- [Given data]
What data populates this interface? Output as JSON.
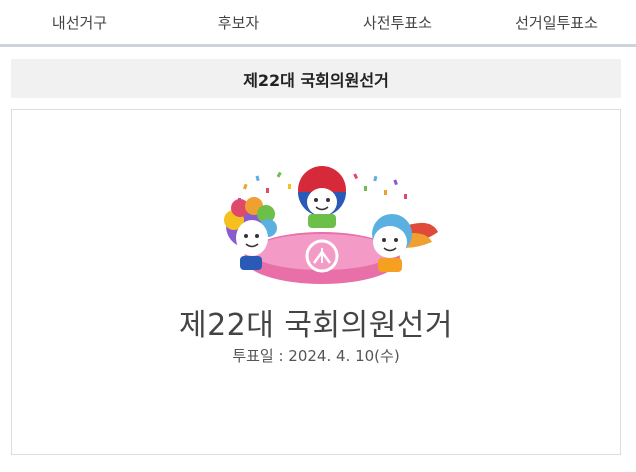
{
  "tabs": [
    {
      "label": "내선거구"
    },
    {
      "label": "후보자"
    },
    {
      "label": "사전투표소"
    },
    {
      "label": "선거일투표소"
    }
  ],
  "section": {
    "title": "제22대 국회의원선거"
  },
  "card": {
    "election_name": "제22대 국회의원선거",
    "vote_date": "투표일 : 2024. 4. 10(수)",
    "illustration": "election-mascots-icon"
  },
  "colors": {
    "tab_border": "#cfd3dc",
    "title_bg": "#f1f1f1",
    "card_border": "#dddddd",
    "ballot_pink": "#e86fa8"
  }
}
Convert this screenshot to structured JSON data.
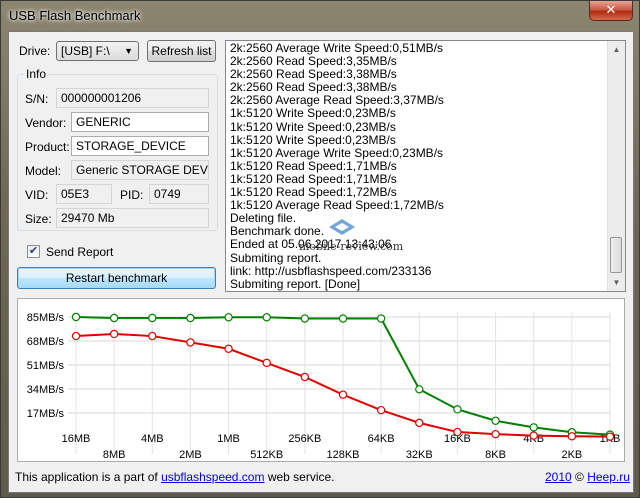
{
  "window": {
    "title": "USB Flash Benchmark",
    "close_label": "✕"
  },
  "drive": {
    "label": "Drive:",
    "value": "[USB] F:\\",
    "refresh_label": "Refresh list"
  },
  "info": {
    "group_label": "Info",
    "sn_label": "S/N:",
    "sn_value": "000000001206",
    "vendor_label": "Vendor:",
    "vendor_value": "GENERIC",
    "product_label": "Product:",
    "product_value": "STORAGE_DEVICE",
    "model_label": "Model:",
    "model_value": "Generic STORAGE DEVICE",
    "vid_label": "VID:",
    "vid_value": "05E3",
    "pid_label": "PID:",
    "pid_value": "0749",
    "size_label": "Size:",
    "size_value": "29470 Mb"
  },
  "send_report": {
    "label": "Send Report",
    "checked": true
  },
  "restart_label": "Restart benchmark",
  "log": [
    "2k:2560 Average Write Speed:0,51MB/s",
    "2k:2560 Read Speed:3,35MB/s",
    "2k:2560 Read Speed:3,38MB/s",
    "2k:2560 Read Speed:3,38MB/s",
    "2k:2560 Average Read Speed:3,37MB/s",
    "1k:5120 Write Speed:0,23MB/s",
    "1k:5120 Write Speed:0,23MB/s",
    "1k:5120 Write Speed:0,23MB/s",
    "1k:5120 Average Write Speed:0,23MB/s",
    "1k:5120 Read Speed:1,71MB/s",
    "1k:5120 Read Speed:1,71MB/s",
    "1k:5120 Read Speed:1,72MB/s",
    "1k:5120 Average Read Speed:1,72MB/s",
    "Deleting file.",
    "Benchmark done.",
    "Ended at 05.06.2017 13:43:06",
    "Submiting report.",
    "link: http://usbflashspeed.com/233136",
    "Submiting report. [Done]"
  ],
  "watermark": "mobile-review.com",
  "footer": {
    "prefix": "This application is a part of ",
    "link": "usbflashspeed.com",
    "suffix": " web service.",
    "year": "2010",
    "copyright": " © ",
    "heep": "Heep.ru"
  },
  "colors": {
    "read": "#008000",
    "write": "#e00000"
  },
  "chart_data": {
    "type": "line",
    "x_upper": [
      "16MB",
      "4MB",
      "1MB",
      "256KB",
      "64KB",
      "16KB",
      "4KB",
      "1KB"
    ],
    "x_lower": [
      "8MB",
      "2MB",
      "512KB",
      "128KB",
      "32KB",
      "8KB",
      "2KB"
    ],
    "categories": [
      "16MB",
      "8MB",
      "4MB",
      "2MB",
      "1MB",
      "512KB",
      "256KB",
      "128KB",
      "64KB",
      "32KB",
      "16KB",
      "8KB",
      "4KB",
      "2KB",
      "1KB"
    ],
    "yticks": [
      "85MB/s",
      "68MB/s",
      "51MB/s",
      "34MB/s",
      "17MB/s"
    ],
    "ytick_values": [
      85,
      68,
      51,
      34,
      17
    ],
    "ylim": [
      0,
      85
    ],
    "grid": true,
    "series": [
      {
        "values": [
          85.0,
          84.3,
          84.3,
          84.3,
          84.8,
          84.8,
          83.9,
          83.9,
          83.9,
          33.8,
          19.6,
          11.5,
          6.8,
          3.4,
          1.7
        ]
      },
      {
        "values": [
          71.5,
          73.0,
          71.5,
          67.0,
          62.5,
          52.5,
          42.5,
          30.0,
          19.0,
          10.0,
          3.5,
          2.0,
          1.0,
          0.5,
          0.23
        ]
      }
    ]
  }
}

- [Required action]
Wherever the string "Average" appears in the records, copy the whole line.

- [Task result]
    "2k:2560 Average Write Speed:0,51MB/s",
    "2k:2560 Average Read Speed:3,37MB/s",
    "1k:5120 Average Write Speed:0,23MB/s",
    "1k:5120 Average Read Speed:1,72MB/s",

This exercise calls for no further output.